This map pretty well tells the story of the perilous situation of Europe and England at the beginning of June, 1940. It appeared in the Illustrated London News on the heals of Churchill's "Blood, Soil, Sweat and Tears" speech, and was a very frank presentation of the wearing of the war. By this point in the war Nazi Germany had successfully invaded Belgium, France, Luxembourg and the Netherlands, sweeping across Europe in a broad westward movement, backing up British and French troops all the way to the sea at Dunkerque, where a monumental rescue operation ("Operation Dynamo") saved them. (There was an enormous amount of materiel left there on the beach, a devastating loss for the British Expeditionary Force, nearly crippling it.) This was a bad time for the Allies, this part of the war coined by
Winston Churchill in 18 June 1940 in the House of Commons by: "The
Battle of France is over. I expect the Battle of Britain is about to

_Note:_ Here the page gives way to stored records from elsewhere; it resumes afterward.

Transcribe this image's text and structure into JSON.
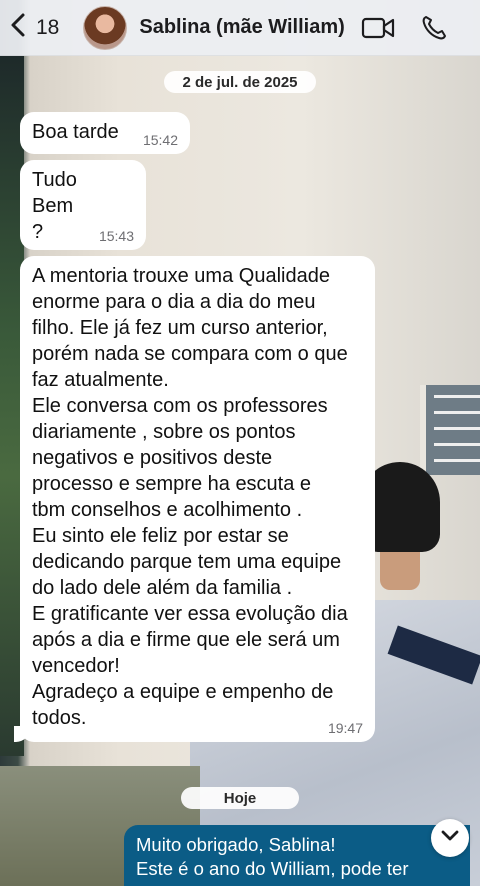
{
  "header": {
    "back_count": "18",
    "contact_name": "Sablina (mãe William)",
    "icons": [
      "chevron-left-icon",
      "video-camera-icon",
      "phone-icon"
    ]
  },
  "chat": {
    "date_divider": "2 de jul. de 2025",
    "today_divider": "Hoje",
    "messages": [
      {
        "direction": "incoming",
        "text": "Boa tarde",
        "time": "15:42"
      },
      {
        "direction": "incoming",
        "text": "Tudo\nBem\n?",
        "time": "15:43"
      },
      {
        "direction": "incoming",
        "text": "A mentoria trouxe uma Qualidade\nenorme para o dia a dia do meu\nfilho. Ele já fez um curso anterior,\nporém nada se compara com o que\nfaz atualmente.\nEle conversa com os professores\ndiariamente , sobre os pontos\nnegativos e positivos deste\nprocesso e sempre ha escuta e\ntbm conselhos e acolhimento .\nEu sinto ele feliz por estar se\ndedicando parque tem uma equipe\ndo lado dele além da familia .\nE gratificante ver essa evolução dia\napós a dia e firme que ele será um\nvencedor!\nAgradeço a equipe e empenho de\ntodos.",
        "time": "19:47"
      },
      {
        "direction": "outgoing",
        "text": "Muito obrigado, Sablina!\nEste é o ano do William, pode ter"
      }
    ]
  },
  "colors": {
    "outgoing_bubble": "#0b5c86",
    "incoming_bubble": "#ffffff",
    "header_bg": "#eceef2"
  }
}
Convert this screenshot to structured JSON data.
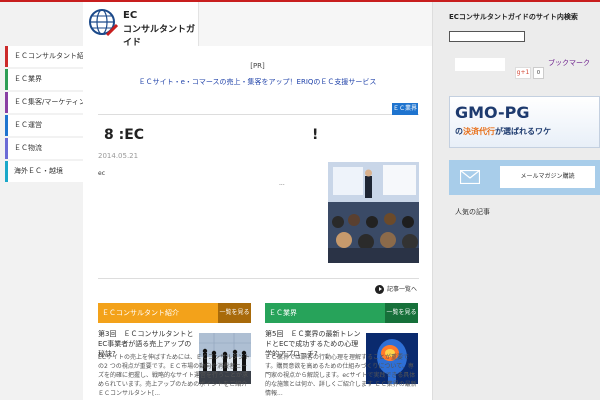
{
  "colors": {
    "accent": "#c81e1e",
    "link": "#2244aa",
    "badge": "#1f74cf",
    "section1": "#f3a21a",
    "section1_more": "#a86a0a",
    "section2": "#27a35a",
    "section2_more": "#16703a"
  },
  "logo": {
    "line1": "EC",
    "line2": "コンサルタントガイド",
    "icon": "globe-pen-icon"
  },
  "nav": [
    {
      "label": "ＥＣコンサルタント紹介",
      "color": "#cc2a2a"
    },
    {
      "label": "ＥＣ業界",
      "color": "#2e9e55"
    },
    {
      "label": "ＥＣ集客/マーケティング",
      "color": "#8a3fa3"
    },
    {
      "label": "ＥＣ運営",
      "color": "#1f74cf"
    },
    {
      "label": "ＥＣ物流",
      "color": "#6b6bd6"
    },
    {
      "label": "海外ＥＣ・越境",
      "color": "#1aa8c9"
    }
  ],
  "pr": {
    "label": "[PR]",
    "link": "ＥＣサイト・e・コマースの売上・集客をアップ！ERIQのＥＣ支援サービス"
  },
  "article": {
    "category": "ＥＣ業界",
    "title": "8 :EC　　　　　　　　　　　　!",
    "date": "2014.05.21",
    "excerpt": "ec",
    "ellipsis": "..."
  },
  "list_link": "記事一覧へ",
  "sections": [
    {
      "title": "ＥＣコンサルタント紹介",
      "more": "一覧を見る",
      "card_title": "第3回　ＥＣコンサルタントとEC事業者が語る売上アップの秘訣?",
      "card_body": "ECサイトの売上を伸ばすためには、ＥＣコンサルタントの2 つの視点が重要です。ＥＣ市場の動向や消費者ニーズを的確に把握し、戦略的なサイト運営を行うことが求められています。売上アップのためのポイントをご紹介 ＥＣコンサルタント[...",
      "img": "people-silhouette-image"
    },
    {
      "title": "ＥＣ業界",
      "more": "一覧を見る",
      "card_title": "第5回　ＥＣ業界の最新トレンドとECで成功するための心理学的アプローチ?",
      "card_body": "ＥＣ業界では顧客の行動心理を理解することが重要です。購買意欲を高めるための仕組みづくりについて、専門家の視点から解説します。ecサイトで実践できる具体的な施策とは何か、詳しくご紹介します ＥＣ業界の最新情報...",
      "img": "brain-image"
    }
  ],
  "sidebar": {
    "title": "ECコンサルタントガイドのサイト内検索",
    "search_value": "",
    "share_label": "ブックマーク",
    "gplus": "g+1",
    "gplus_count": "0",
    "banner_main": "GMO-PG",
    "banner_sub_pre": "の",
    "banner_sub_hl": "決済代行",
    "banner_sub_mid": "が",
    "banner_sub_post": "選ばれるワケ",
    "mail_label": "メールマガジン購読",
    "bottom_label": "人気の記事"
  }
}
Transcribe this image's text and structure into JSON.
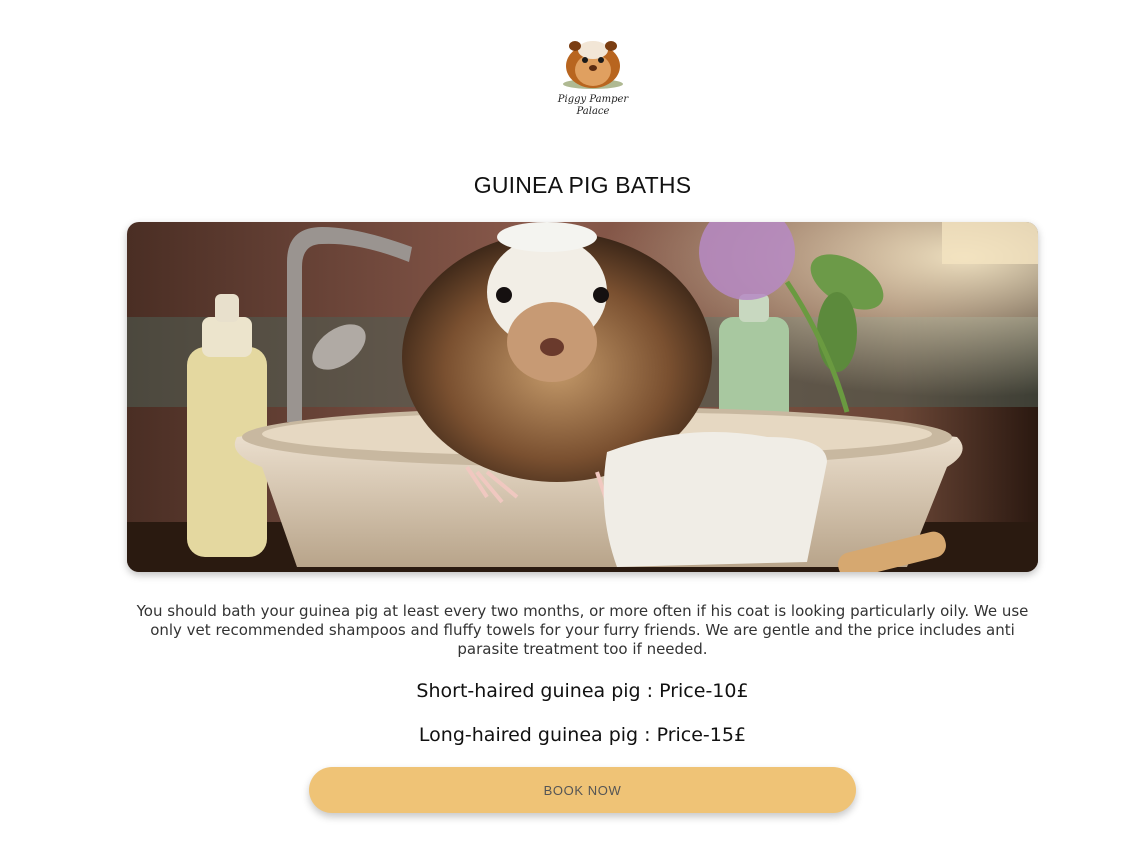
{
  "header": {
    "logo_line1": "Piggy Pamper",
    "logo_line2": "Palace"
  },
  "main": {
    "title": "GUINEA PIG BATHS",
    "hero_image_icon": "guinea-pig-in-bathtub-photo",
    "description": "You should bath your guinea pig at least every two months, or more often if his coat is looking particularly oily. We use only vet recommended shampoos and fluffy towels for your furry friends. We are gentle and the price includes anti parasite treatment too if needed.",
    "price_short": "Short-haired guinea pig : Price-10£",
    "price_long": "Long-haired guinea pig : Price-15£",
    "book_label": "BOOK NOW"
  },
  "colors": {
    "button_bg": "#efc376",
    "button_text": "#555555",
    "title": "#111111"
  }
}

begin". There was very little good that came of these few months for the U.K and the Allies, though four things do stand out: (1) as I just mentioned, the saving of 300,000+ troops at Dunkerque; (2) the resignation of Neville Chamberlain, (3) the coming of Winston Churchill as Prime Minister of the U.K., and (4) the first deciphering of the Enigma at Bletchley. Other than that, the situation was dim, and these invasion routes (published at t he very time that Germany was studying such a feat in its "Operation Sea Lion", or "Unternehmen Seelöwe").
The endgame at Dunkerque took place almost four years to the day of the invasion of Europe, when the intent (though not placement) all of these arrows were turned around for the Allied operation at the Normandy beaches on 6 June 1944..
It came to pass in 1985 that some friends and I had drinks with John Spencer Churchill, a man who was at Dunkerque and who reported on it to his uncle Winston. (A slightly longer story on this meeting with Mr. Churchill appears below.) After much else I finally asked Mr. Churchill if there was any particular sound that he remembered from being at Dunkerque. I do not recall his phrasing, but what he said was that the beach at Dunkerque was rocky, pebbly, and that the sound made by tens of thousands of boots on that shore was "disgusting". He also said that the mixture of petrol, wind and grit burned the eyes and tasted bad. It was of course fascinating to hear a first hand description, especially a memory of something so uncommon and visceral. It was unexpected to me, though now when i read about Dunkirque I can imagine its smell thanks to this encounter.
First Address by Winston Churchill as Prime Minister.
In my experience popular images prior to WWII
that put the reader inside of the picture-- giving them the same view as the observing,
principle member of the picture--are very uncommon.Honestly, they just don’t happen very often,
and I wish that I had paid more attention to them over the years before I
realized they were as rare as they were. Such is the case with this
extraordinary and action-packed picture in which the reader is hosted just
behind and slightly above the head of the pilot of the aircraft dive-bombing
the battleship.It appears in The
Illustrated London News for 7 November 1935, and it must have been captivating
for the readers, being given the sense of closing in at great speed on the
ship.There are actually eight other
smaller perspective images embedded in the image as well. The largest of these
(at top) places the viewer directly inside the subject, giving them the feeling
of how it looks like to the bombing officer of the aircraft as it approached
the fleet. The other five images shows what the battleship looks like from
different height from the inside of the aircraft.Perhaps this doesn’t look like much to us
today, but at the time, I can assure you, these images were exceptionally
uncommon offerings of a personal perspective that few readers had ever